(Work instructions): Return all the entries below exactly as they were given.

(Data provided):
※ ※ ※

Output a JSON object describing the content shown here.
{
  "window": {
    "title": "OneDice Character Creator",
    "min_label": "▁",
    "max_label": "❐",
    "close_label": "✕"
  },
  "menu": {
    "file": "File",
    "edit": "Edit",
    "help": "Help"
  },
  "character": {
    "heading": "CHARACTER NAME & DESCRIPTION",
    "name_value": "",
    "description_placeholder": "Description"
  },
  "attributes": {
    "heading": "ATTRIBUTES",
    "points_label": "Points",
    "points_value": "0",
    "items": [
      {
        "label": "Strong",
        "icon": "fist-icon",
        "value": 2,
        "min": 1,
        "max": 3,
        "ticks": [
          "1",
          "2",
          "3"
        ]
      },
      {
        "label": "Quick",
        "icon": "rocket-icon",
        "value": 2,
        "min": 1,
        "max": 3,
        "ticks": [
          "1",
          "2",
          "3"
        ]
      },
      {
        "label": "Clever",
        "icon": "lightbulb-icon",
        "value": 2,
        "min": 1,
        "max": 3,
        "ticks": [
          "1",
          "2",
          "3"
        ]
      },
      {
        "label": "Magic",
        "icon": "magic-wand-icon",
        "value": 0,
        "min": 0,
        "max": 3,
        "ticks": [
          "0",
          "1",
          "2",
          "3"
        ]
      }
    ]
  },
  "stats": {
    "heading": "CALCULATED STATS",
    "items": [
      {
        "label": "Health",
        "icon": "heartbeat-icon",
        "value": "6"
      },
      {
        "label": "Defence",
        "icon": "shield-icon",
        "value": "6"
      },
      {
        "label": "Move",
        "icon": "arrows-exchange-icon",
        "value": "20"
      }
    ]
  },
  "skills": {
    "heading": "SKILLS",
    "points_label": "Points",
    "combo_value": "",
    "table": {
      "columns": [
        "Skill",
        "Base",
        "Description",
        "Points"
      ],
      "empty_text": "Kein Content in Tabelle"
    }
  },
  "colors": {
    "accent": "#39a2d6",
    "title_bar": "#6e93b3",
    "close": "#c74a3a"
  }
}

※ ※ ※

(Output below):
Output a JSON object describing the content shown here.
{
  "window": {
    "title": "OneDice Character Creator",
    "min_label": "▁",
    "max_label": "❐",
    "close_label": "✕"
  },
  "menu": {
    "file": "File",
    "edit": "Edit",
    "help": "Help"
  },
  "character": {
    "heading": "CHARACTER NAME & DESCRIPTION",
    "name_value": "",
    "description_placeholder": "Description"
  },
  "attributes": {
    "heading": "ATTRIBUTES",
    "points_label": "Points",
    "points_value": "0",
    "items": [
      {
        "label": "Strong",
        "icon": "fist-icon",
        "value": 2,
        "min": 1,
        "max": 3,
        "ticks": [
          "1",
          "2",
          "3"
        ]
      },
      {
        "label": "Quick",
        "icon": "rocket-icon",
        "value": 2,
        "min": 1,
        "max": 3,
        "ticks": [
          "1",
          "2",
          "3"
        ]
      },
      {
        "label": "Clever",
        "icon": "lightbulb-icon",
        "value": 2,
        "min": 1,
        "max": 3,
        "ticks": [
          "1",
          "2",
          "3"
        ]
      },
      {
        "label": "Magic",
        "icon": "magic-wand-icon",
        "value": 0,
        "min": 0,
        "max": 3,
        "ticks": [
          "0",
          "1",
          "2",
          "3"
        ]
      }
    ]
  },
  "stats": {
    "heading": "CALCULATED STATS",
    "items": [
      {
        "label": "Health",
        "icon": "heartbeat-icon",
        "value": "6"
      },
      {
        "label": "Defence",
        "icon": "shield-icon",
        "value": "6"
      },
      {
        "label": "Move",
        "icon": "arrows-exchange-icon",
        "value": "20"
      }
    ]
  },
  "skills": {
    "heading": "SKILLS",
    "points_label": "Points",
    "combo_value": "",
    "table": {
      "columns": [
        "Skill",
        "Base",
        "Description",
        "Points"
      ],
      "empty_text": "Kein Content in Tabelle"
    }
  },
  "colors": {
    "accent": "#39a2d6",
    "title_bar": "#6e93b3",
    "close": "#c74a3a"
  }
}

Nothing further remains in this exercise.